Run through the data and copy out every line that mentions the word "icon".

[Start of Attachment]

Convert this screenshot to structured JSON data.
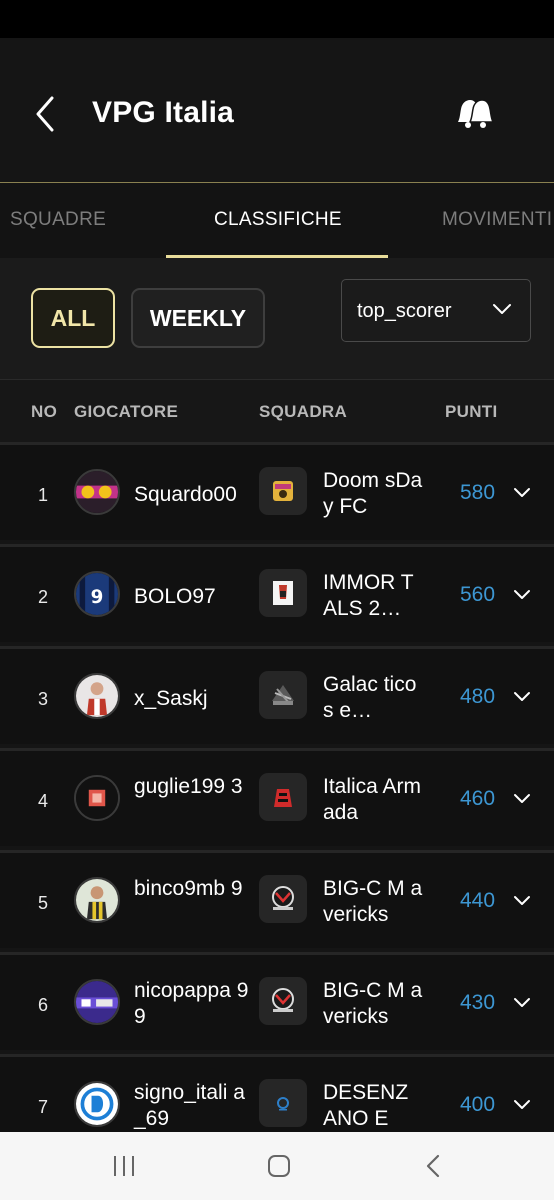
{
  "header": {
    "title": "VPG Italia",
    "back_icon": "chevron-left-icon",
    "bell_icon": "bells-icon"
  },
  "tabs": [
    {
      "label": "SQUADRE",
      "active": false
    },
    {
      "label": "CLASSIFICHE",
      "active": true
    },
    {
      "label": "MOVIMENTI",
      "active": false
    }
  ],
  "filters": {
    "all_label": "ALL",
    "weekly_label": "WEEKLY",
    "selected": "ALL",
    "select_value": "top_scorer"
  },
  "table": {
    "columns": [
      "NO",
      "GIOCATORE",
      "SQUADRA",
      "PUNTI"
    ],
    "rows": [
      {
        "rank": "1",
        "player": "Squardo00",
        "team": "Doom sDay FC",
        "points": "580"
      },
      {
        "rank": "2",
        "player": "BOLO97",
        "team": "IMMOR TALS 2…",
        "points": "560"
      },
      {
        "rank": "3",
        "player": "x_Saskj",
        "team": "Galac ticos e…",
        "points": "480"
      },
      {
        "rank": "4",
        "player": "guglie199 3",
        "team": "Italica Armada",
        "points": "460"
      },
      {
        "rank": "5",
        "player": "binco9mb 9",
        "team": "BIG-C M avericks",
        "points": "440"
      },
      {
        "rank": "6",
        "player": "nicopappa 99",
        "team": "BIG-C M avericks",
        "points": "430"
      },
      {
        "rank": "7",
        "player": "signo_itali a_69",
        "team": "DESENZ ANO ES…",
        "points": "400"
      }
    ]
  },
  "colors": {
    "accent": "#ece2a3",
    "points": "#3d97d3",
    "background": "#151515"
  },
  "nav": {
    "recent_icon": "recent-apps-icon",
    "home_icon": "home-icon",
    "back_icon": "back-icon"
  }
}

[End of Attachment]
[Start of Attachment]

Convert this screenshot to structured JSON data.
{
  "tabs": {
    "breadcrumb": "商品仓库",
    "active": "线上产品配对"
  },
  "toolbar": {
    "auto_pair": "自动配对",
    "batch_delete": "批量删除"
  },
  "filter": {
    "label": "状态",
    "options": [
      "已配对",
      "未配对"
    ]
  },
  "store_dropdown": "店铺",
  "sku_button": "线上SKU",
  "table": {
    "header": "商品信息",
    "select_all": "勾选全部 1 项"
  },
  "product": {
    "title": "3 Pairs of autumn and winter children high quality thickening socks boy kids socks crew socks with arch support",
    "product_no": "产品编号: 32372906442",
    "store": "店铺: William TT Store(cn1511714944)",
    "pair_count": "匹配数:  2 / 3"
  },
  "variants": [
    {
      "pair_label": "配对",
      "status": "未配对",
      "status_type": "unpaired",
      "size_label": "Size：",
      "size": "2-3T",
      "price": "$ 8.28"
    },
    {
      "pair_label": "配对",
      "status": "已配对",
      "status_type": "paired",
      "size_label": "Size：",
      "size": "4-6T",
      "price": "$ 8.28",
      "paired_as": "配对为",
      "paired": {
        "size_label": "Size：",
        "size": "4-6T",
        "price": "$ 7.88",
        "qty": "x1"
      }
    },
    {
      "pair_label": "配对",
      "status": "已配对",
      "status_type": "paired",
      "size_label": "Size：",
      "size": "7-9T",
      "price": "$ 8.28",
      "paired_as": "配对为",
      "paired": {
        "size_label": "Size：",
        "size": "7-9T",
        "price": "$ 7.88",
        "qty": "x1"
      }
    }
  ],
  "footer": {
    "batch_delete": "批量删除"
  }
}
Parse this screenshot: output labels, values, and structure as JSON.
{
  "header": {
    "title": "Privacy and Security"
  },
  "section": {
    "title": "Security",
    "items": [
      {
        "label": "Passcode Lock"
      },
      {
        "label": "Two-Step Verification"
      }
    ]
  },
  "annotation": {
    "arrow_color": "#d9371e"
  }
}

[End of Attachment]

EXERCISE RESPONSE —
    "back_icon": "chevron-left-icon",
    "bell_icon": "bells-icon"
    "recent_icon": "recent-apps-icon",
    "home_icon": "home-icon",
    "back_icon": "back-icon"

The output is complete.